"""

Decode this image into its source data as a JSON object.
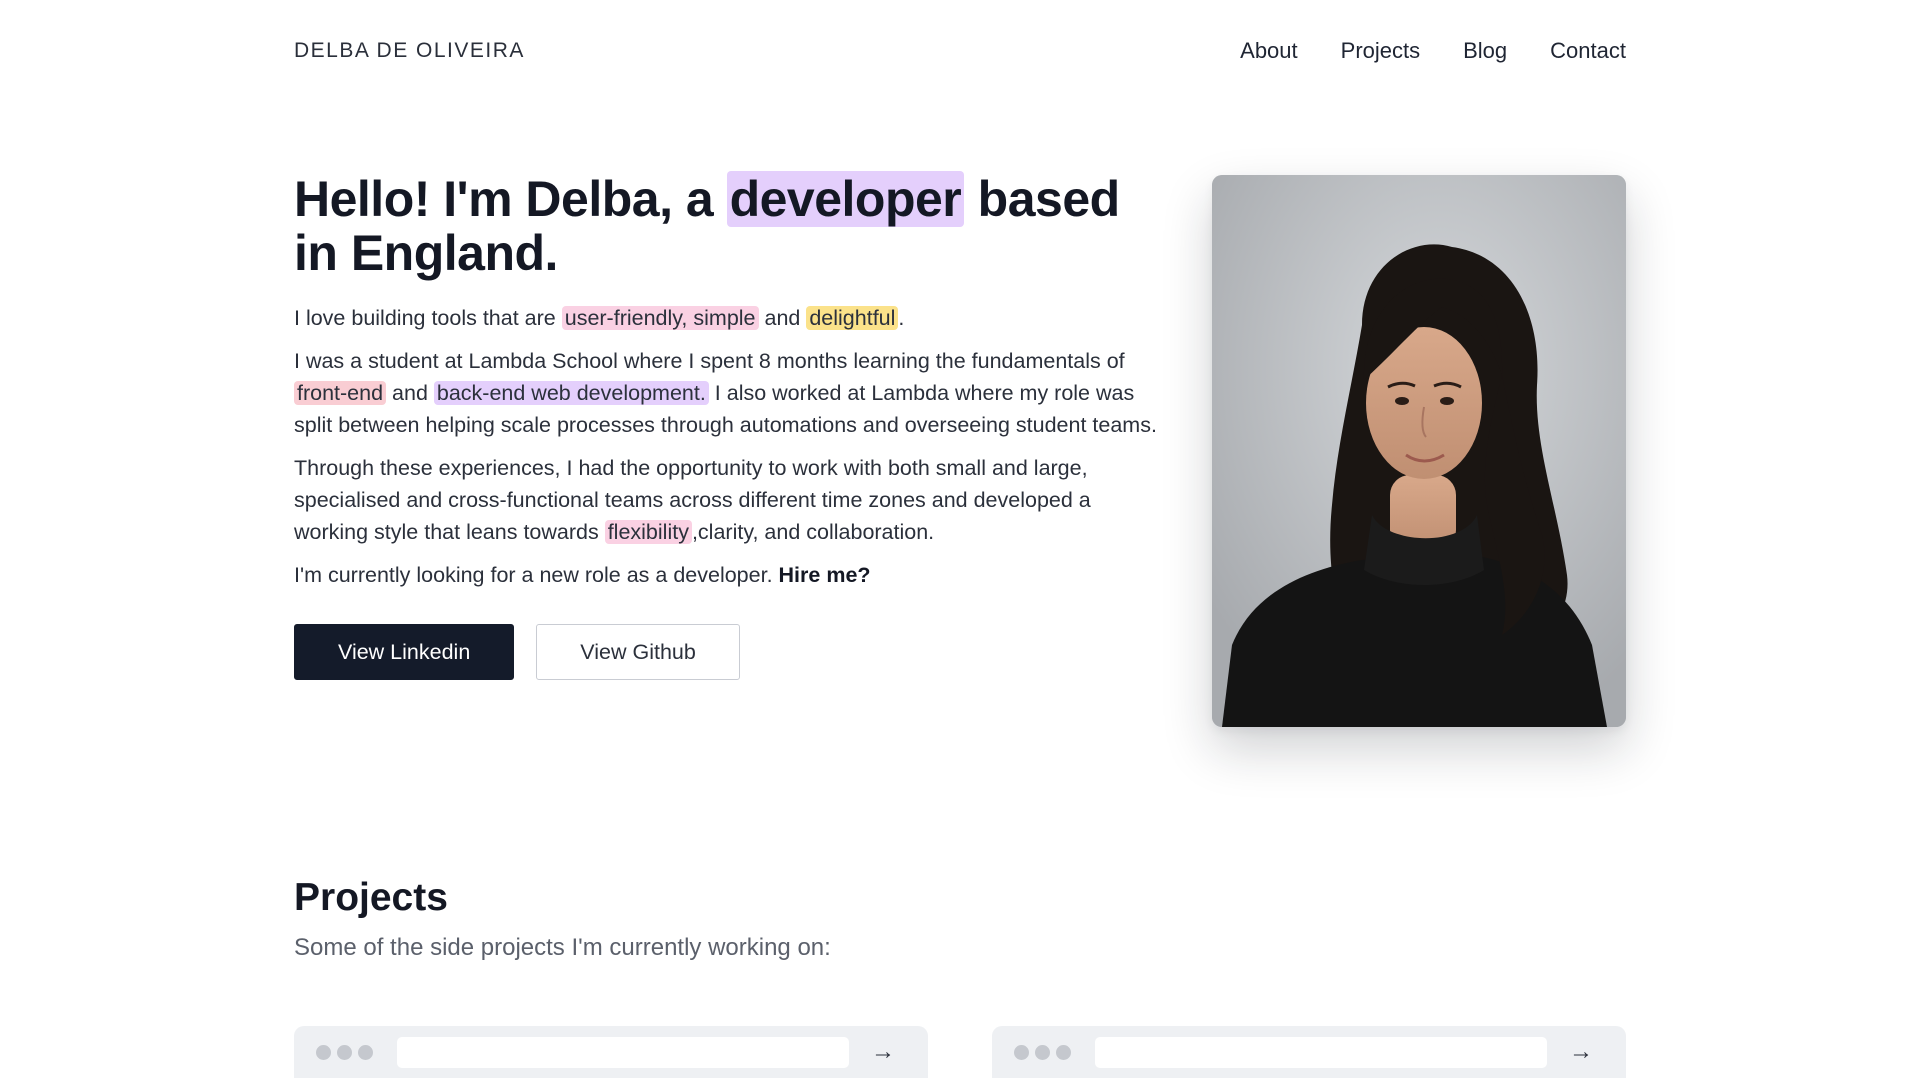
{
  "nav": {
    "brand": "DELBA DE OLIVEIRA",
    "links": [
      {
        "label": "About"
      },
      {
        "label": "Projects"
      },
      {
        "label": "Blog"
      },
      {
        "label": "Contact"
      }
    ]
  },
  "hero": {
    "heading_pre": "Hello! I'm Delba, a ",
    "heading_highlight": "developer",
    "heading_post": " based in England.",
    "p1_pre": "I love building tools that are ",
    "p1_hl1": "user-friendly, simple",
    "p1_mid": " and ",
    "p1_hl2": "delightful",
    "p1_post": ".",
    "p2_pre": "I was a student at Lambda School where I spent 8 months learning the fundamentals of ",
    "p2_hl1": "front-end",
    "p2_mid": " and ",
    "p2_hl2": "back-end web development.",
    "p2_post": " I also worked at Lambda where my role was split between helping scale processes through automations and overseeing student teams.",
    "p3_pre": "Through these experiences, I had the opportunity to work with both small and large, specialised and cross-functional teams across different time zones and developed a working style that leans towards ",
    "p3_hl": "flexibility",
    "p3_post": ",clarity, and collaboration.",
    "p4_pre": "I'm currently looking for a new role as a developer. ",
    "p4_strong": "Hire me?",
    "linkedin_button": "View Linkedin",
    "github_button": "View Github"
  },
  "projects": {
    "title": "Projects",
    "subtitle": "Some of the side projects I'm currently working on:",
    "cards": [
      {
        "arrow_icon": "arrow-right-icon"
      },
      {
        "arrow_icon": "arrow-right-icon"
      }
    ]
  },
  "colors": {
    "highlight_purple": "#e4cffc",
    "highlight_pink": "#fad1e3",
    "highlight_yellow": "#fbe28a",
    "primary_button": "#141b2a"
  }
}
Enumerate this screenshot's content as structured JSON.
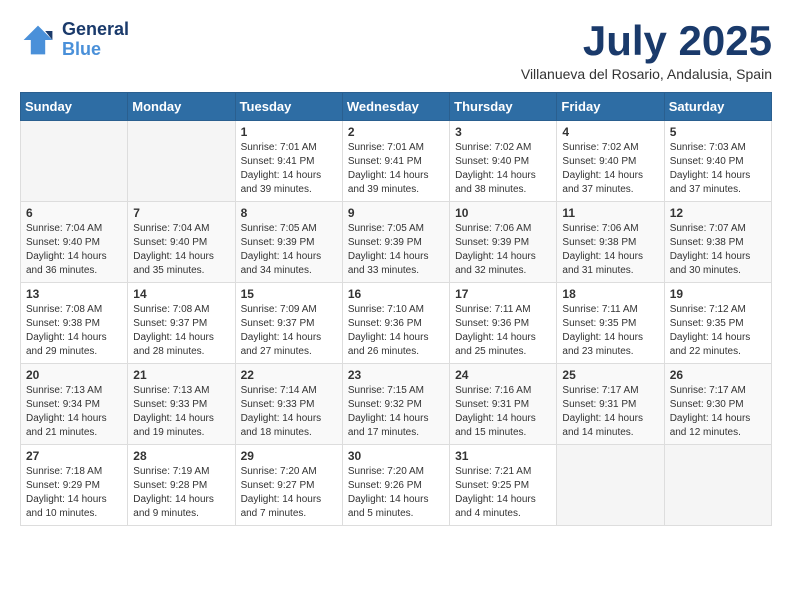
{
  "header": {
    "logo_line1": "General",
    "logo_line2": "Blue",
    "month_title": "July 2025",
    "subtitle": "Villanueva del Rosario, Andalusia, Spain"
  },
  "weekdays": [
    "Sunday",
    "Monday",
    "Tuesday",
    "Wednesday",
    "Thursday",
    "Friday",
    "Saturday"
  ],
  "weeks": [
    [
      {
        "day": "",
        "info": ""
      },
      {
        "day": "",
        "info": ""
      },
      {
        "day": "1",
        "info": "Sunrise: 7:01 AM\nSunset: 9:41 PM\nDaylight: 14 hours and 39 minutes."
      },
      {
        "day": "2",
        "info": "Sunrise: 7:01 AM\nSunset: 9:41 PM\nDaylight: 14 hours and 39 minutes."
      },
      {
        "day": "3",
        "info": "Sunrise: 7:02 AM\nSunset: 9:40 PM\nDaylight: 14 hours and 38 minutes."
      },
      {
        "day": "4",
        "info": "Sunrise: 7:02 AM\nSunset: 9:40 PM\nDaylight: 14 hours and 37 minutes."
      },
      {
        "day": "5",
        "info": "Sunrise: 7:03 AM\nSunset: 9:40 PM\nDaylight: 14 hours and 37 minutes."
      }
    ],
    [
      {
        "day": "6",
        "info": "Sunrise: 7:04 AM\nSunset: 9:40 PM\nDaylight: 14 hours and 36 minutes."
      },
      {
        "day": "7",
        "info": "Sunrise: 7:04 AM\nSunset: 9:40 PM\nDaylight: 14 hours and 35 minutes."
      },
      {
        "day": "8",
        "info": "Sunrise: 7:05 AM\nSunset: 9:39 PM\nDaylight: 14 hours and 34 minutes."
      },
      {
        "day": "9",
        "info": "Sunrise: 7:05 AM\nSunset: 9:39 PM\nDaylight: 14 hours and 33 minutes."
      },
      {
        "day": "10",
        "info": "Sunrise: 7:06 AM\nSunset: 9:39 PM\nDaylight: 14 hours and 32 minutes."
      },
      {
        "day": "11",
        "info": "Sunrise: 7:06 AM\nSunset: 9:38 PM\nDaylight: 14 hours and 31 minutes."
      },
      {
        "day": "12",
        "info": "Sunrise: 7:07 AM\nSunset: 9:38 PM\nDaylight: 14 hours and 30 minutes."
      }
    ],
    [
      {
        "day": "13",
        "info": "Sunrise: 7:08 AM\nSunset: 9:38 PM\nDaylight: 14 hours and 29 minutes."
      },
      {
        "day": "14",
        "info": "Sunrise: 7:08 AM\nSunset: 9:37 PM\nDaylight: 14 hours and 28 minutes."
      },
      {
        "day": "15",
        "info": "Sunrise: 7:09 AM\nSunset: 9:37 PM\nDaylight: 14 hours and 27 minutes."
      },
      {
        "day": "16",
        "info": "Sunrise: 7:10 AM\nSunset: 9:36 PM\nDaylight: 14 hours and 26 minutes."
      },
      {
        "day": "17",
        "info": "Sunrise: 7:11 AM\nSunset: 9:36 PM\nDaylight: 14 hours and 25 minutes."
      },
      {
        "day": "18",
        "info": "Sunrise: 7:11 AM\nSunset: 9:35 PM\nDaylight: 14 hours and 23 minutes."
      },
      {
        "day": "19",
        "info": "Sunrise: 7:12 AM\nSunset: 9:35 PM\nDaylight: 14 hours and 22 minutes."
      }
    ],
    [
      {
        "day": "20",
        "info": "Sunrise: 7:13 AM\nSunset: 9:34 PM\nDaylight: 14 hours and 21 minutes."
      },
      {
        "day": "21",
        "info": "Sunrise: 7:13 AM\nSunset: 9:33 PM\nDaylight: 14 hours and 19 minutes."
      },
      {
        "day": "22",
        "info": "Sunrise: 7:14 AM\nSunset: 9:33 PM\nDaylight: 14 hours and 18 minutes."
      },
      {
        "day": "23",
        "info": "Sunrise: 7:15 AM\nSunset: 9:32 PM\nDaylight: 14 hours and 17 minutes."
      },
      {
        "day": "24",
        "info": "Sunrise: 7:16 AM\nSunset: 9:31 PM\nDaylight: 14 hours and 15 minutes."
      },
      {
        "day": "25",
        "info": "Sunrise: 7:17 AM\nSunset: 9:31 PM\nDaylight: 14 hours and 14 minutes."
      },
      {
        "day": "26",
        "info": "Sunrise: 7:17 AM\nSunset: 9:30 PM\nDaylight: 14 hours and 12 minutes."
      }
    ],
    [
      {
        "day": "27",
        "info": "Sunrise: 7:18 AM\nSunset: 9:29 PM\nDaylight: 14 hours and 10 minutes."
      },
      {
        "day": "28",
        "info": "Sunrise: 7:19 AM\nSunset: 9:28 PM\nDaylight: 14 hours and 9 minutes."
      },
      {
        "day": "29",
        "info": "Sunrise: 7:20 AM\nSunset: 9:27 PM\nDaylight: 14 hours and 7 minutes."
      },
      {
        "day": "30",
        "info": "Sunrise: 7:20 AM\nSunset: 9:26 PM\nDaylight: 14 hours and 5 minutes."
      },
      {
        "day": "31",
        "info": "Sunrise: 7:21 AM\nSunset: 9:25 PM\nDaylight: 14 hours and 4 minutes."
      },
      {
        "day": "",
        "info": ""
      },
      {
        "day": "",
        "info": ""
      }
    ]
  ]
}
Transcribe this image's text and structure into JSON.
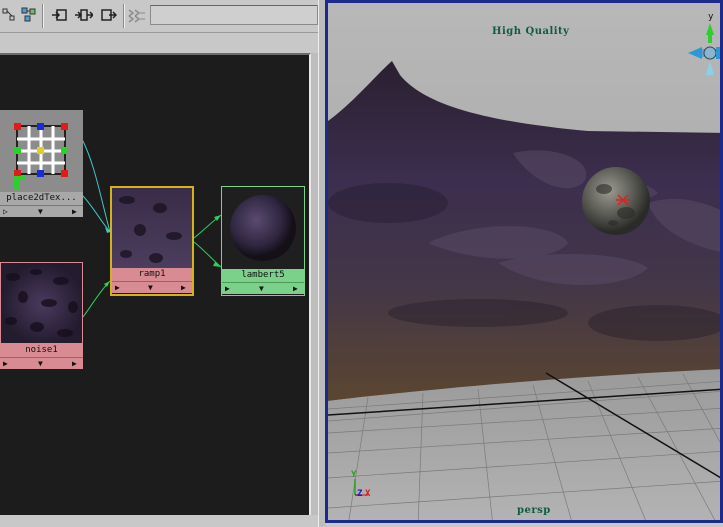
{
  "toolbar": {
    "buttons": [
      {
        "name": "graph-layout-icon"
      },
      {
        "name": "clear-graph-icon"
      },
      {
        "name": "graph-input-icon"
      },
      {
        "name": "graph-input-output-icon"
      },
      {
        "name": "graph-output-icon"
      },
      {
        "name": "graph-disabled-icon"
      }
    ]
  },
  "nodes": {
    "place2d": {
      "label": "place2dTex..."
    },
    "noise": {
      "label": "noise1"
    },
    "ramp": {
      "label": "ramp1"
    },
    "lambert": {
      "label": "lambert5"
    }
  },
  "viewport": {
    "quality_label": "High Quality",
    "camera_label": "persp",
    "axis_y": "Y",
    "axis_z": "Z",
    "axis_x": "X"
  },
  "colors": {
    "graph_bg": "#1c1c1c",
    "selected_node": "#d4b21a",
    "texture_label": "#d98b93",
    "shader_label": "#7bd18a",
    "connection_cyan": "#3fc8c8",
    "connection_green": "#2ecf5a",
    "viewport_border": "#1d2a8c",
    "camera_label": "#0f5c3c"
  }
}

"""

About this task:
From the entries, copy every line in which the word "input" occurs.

Solution for this exercise:
        "name": "graph-input-icon"
        "name": "graph-input-output-icon"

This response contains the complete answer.